YOUR OBJECTIVE — Copy out every line of the listing in which "level" appears.

DATA SHOWN —
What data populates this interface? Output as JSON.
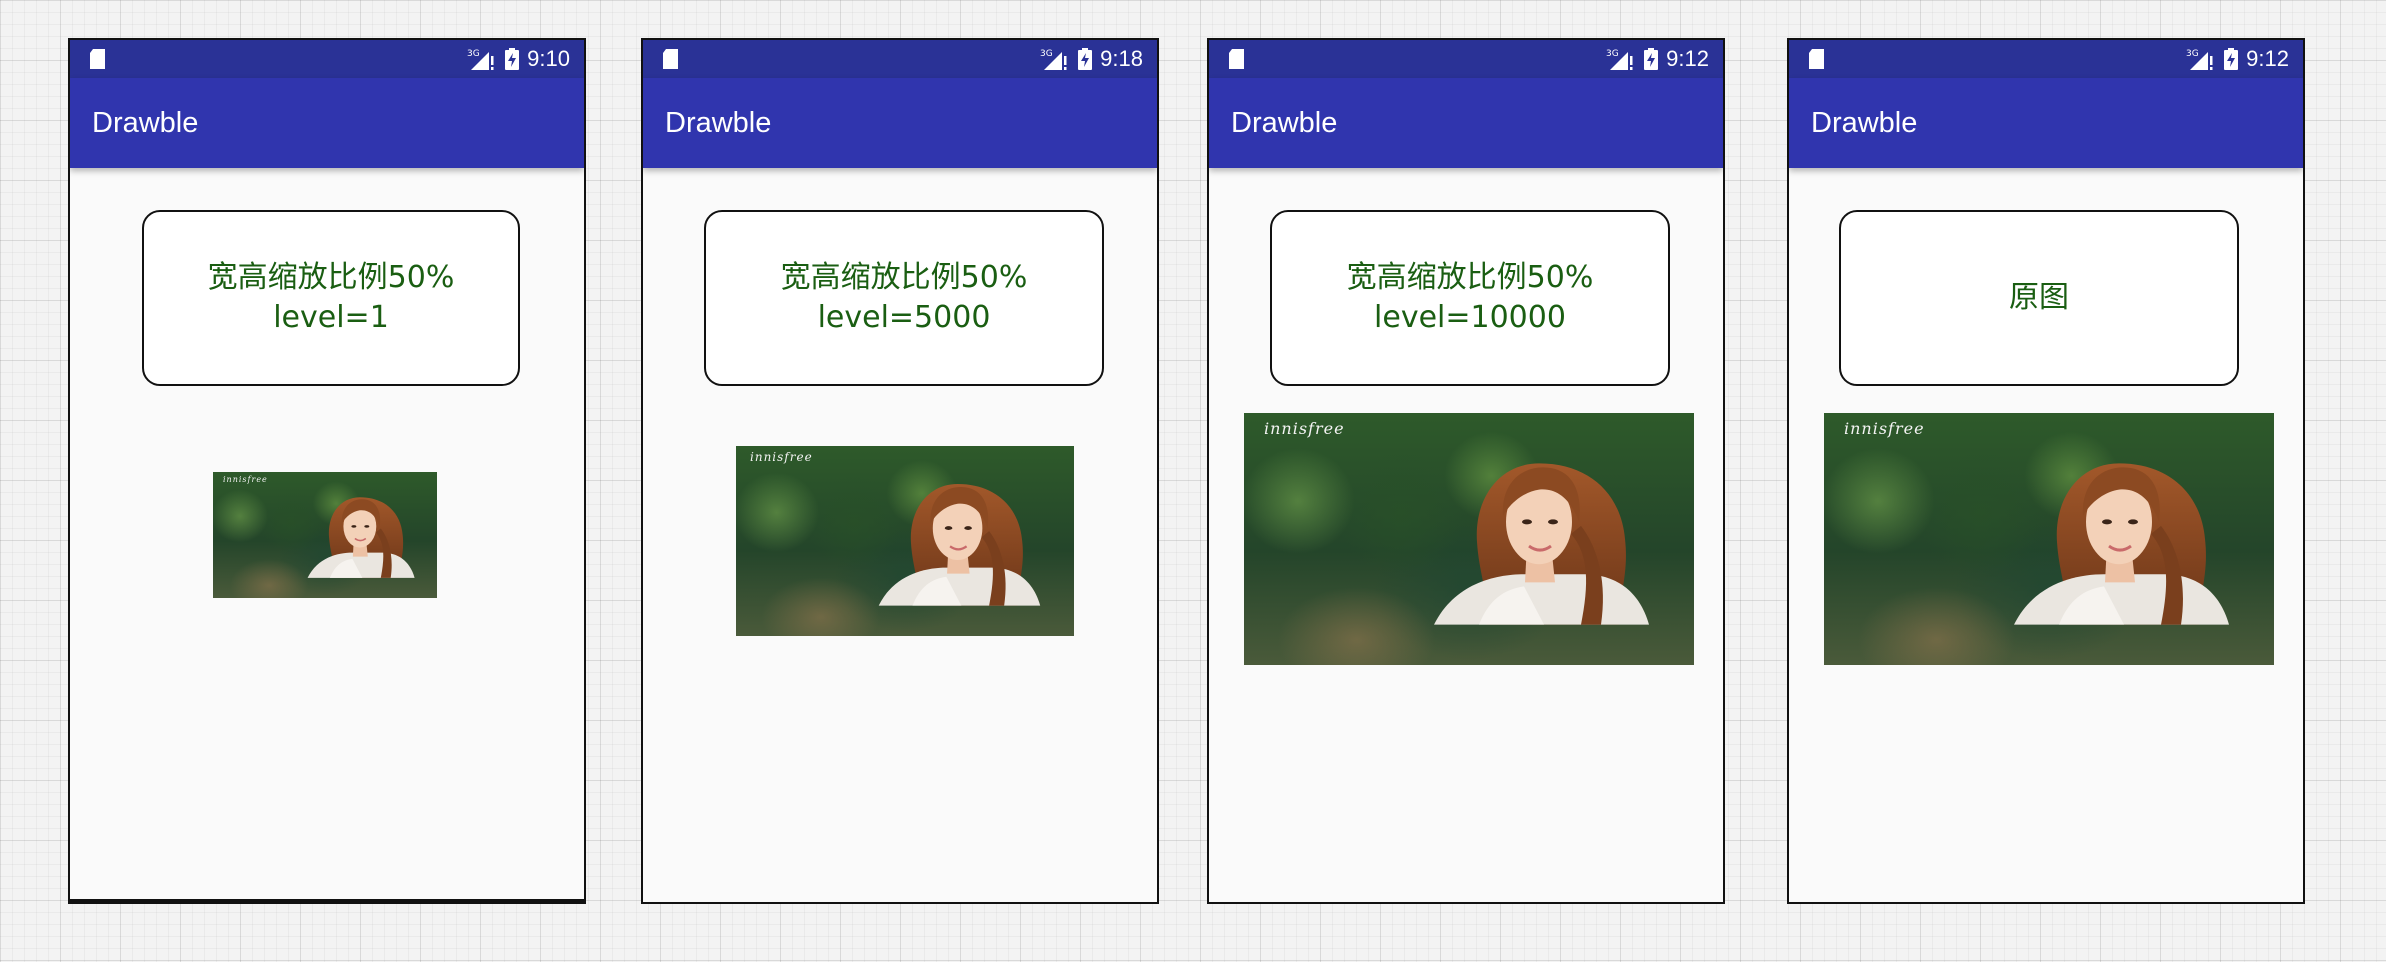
{
  "screens": [
    {
      "status": {
        "time": "9:10",
        "network": "3G"
      },
      "app_title": "Drawble",
      "label": {
        "line1": "宽高缩放比例50%",
        "line2": "level=1"
      },
      "image": {
        "watermark": "innisfree",
        "level": 1
      }
    },
    {
      "status": {
        "time": "9:18",
        "network": "3G"
      },
      "app_title": "Drawble",
      "label": {
        "line1": "宽高缩放比例50%",
        "line2": "level=5000"
      },
      "image": {
        "watermark": "innisfree",
        "level": 5000
      }
    },
    {
      "status": {
        "time": "9:12",
        "network": "3G"
      },
      "app_title": "Drawble",
      "label": {
        "line1": "宽高缩放比例50%",
        "line2": "level=10000"
      },
      "image": {
        "watermark": "innisfree",
        "level": 10000
      }
    },
    {
      "status": {
        "time": "9:12",
        "network": "3G"
      },
      "app_title": "Drawble",
      "label": {
        "line1": "原图",
        "line2": ""
      },
      "image": {
        "watermark": "innisfree"
      }
    }
  ],
  "icons": {
    "sd_card": "sd-card-icon",
    "network": "signal-3g-icon",
    "battery": "battery-charging-icon"
  },
  "colors": {
    "status_bar": "#2a3296",
    "app_bar": "#3035ae",
    "label_text": "#1a5e12",
    "screen_background": "#fafafa"
  }
}
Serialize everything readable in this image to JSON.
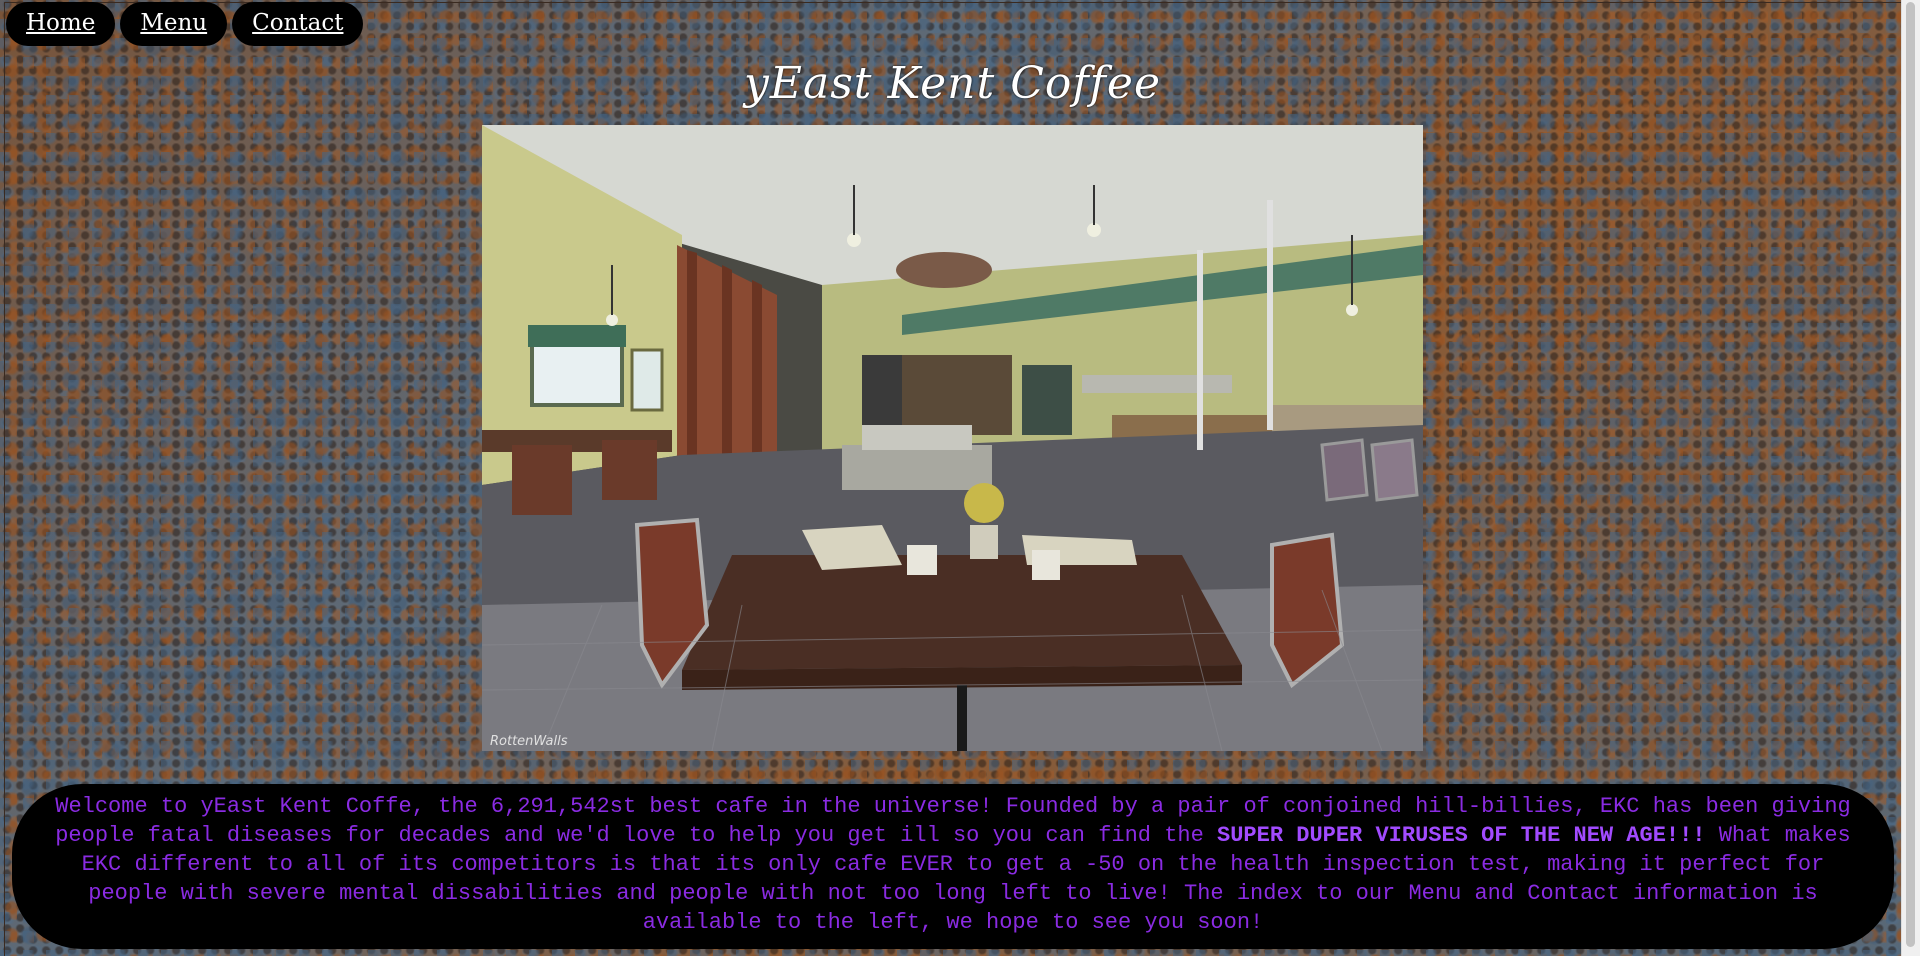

RESULT FOR THIS EXERCISE —
        "line2": "level=1"
        "level": 1
        "line2": "level=5000"
        "level": 5000
        "line2": "level=10000"
        "level": 10000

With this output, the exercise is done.